Don’t lose your smile

“It only takes a split second to smile and forget, yet to someone that needed it, it can last a lifetime.”

Steve Maraboli

Do you know anything about mouth cancer?

Here’s your chance to find out more…and you should: over 8,300 cases of mouth cancer were diagnosed in the UK in the last year (and globally 300,000+), 78% of which were in those aged 55 and over.

Mouth cancer has increased by 49% in the last ten years and is one of the few cancers predicted to increase further in coming years.

Want to know more?

Mouth Cancer Action Month is held each November, aiming to raise awareness of mouth cancer and save lives by promoting the values of prevention and early detection.

The main risk factors for mouth cancer are:

  • Smoking or using other forms of tobacco, including chewing tobacco
  • Drinking alcohol – people who drink and smoke heavily have a much higher risk compared with the population at large
  • Infection with the human papilloma virus (HPV) – HPV is the virus that causes genital warts.

Other risk factors include an unhealthy diet, sunlight/sunbeds, cancer history, family history of mouth cancer and a compromised immune system.

And although these risk factors are responsible for many mouth cancers, it's a disease that can affect anyone. That's why it is so important we all know what to look out for.

If in doubt, get checked out

Beating mouth cancer is dependent upon diagnosing it at an early stage. If it is caught early, the chances of surviving mouth cancer are 90%; that’s why early detection is so important.

If you notice anything out of the ordinary, speak to your dentist, doctor or OH provider immediately.

Checking for mouth cancer

As mouth cancer can strike in a number of places, including the lips, tongue, gums and cheeks and, given that early detection is so essential for survival, it’s important to know what to look out for.

Three signs and symptoms not to ignore are:

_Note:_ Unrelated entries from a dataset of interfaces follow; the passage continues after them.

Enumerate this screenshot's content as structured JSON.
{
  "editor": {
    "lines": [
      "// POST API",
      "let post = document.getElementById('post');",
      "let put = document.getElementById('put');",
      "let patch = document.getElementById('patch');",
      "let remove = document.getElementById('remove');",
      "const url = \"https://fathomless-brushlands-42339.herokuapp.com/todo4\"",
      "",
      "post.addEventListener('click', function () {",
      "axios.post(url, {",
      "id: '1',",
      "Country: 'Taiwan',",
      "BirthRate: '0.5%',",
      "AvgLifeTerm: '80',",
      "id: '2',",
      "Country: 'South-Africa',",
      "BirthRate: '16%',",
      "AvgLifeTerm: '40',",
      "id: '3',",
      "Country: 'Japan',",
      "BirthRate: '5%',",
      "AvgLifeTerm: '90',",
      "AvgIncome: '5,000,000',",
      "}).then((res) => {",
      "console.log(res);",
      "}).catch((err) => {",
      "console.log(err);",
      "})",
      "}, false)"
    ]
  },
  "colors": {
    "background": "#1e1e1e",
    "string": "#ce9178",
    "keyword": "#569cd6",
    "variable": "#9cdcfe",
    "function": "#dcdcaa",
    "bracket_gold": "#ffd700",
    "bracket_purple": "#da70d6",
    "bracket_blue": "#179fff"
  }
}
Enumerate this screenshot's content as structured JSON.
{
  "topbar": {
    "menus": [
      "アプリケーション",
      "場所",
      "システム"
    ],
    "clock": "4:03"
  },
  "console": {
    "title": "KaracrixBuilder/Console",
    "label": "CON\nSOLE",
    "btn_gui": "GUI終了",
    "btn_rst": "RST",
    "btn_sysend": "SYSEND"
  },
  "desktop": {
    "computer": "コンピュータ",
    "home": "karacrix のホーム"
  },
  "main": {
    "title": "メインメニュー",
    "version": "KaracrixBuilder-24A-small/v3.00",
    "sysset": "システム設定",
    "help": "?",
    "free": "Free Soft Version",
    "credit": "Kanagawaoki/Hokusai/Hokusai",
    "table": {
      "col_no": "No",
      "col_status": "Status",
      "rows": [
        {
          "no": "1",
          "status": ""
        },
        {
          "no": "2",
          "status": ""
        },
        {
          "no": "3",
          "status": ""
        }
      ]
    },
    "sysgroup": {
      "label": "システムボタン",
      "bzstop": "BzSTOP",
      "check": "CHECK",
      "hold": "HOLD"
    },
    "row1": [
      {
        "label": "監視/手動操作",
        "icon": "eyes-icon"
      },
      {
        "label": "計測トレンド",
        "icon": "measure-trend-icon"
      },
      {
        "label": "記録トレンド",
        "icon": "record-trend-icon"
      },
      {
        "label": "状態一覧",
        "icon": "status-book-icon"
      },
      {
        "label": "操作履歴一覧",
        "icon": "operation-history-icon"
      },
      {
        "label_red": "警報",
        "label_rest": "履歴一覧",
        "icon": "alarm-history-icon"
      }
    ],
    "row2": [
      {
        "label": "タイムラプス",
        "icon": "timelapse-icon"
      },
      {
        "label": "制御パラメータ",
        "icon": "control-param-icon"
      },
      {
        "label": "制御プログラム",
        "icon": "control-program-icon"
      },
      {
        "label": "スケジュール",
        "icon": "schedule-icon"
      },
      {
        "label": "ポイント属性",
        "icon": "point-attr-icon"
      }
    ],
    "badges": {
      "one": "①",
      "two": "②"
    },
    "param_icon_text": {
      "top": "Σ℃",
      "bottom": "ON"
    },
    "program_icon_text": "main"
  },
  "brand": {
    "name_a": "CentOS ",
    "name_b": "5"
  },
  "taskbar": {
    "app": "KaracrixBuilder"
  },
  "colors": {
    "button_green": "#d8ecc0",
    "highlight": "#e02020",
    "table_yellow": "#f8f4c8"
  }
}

  • Mouth ulcers which do not heal in three weeks
  • Red and white patches in the mouth
  • Unusual lumps or swellings in the mouth or head and neck area.

When checking for signs of mouth cancer you should follow the following routine:

  • Head and neck: Check if both sides look the same and search for any lumps, bumps or swellings that are only on one side of the face. Feel and press along the sides and front of your neck being alert to any tenderness or lumps to the touch
  • Lips: Pull down your lower lip and look inside for any sores or changes in colour. Use your thumb and forefinger to feel the lip for any unusual lumps, bumps or changes in texture. Repeat this on the upper lip
  • Cheek: Use your finger to pull out your cheek so that they can see inside. Look for red, white or dark patches. Then place your index finger inside your cheek, with your opposing thumb on the outside gently squeeze and roll the cheek to check for any lumps, tenderness or ulcers, repeat this action on the other cheek
  • Roof of the mouth: With your head tilted back and mouth open wide, your dentist will look to see if there are any lumps or if there is any change in colour. They will run their finger on the roof of your mouth to feel for any lumps
  • Tongue: Examine your tongue, looking at the surface for any changes in colour or texture. Stick out your tongue or move it from one side to another, again looking for any swelling, change in colour or ulcers. Finally, take a look at the underside of the tongue by placing the tip of your tongue on the roof of your mouth
  • Floor of the mouth: Look at the floor of the mouth for changes in colour that are different than normal. Press your finger along the floor of your mouth and underside of your tongue to feel for any unusual lumps, swellings or ulcers. If you find anything unusual in any of these areas, or are unsure of anything, visit your dentist or doctor as soon as possible
  • Don’t leave a mouth ulcer unattended for more than three weeks
  • Don’t ignore any unusual lumps or swellings or red and white patches in your mouth
  • Regularly check your own mouth, lips, cheeks, head and neck for anything out of the ordinary.

How can mouth cancer be detected early?

Mouth cancer can often be spotted in its early stages by your dentist during a thorough mouth examination. This happens during your routine dental check up.

Watch the video below, read the latest report on mouth cancer and support mouth cancer awareness here.

In the video below, Oral Health Foundation Trustee, Dr Ben Atkins, talks through what to expect from a visual mouth cancer check

Take a look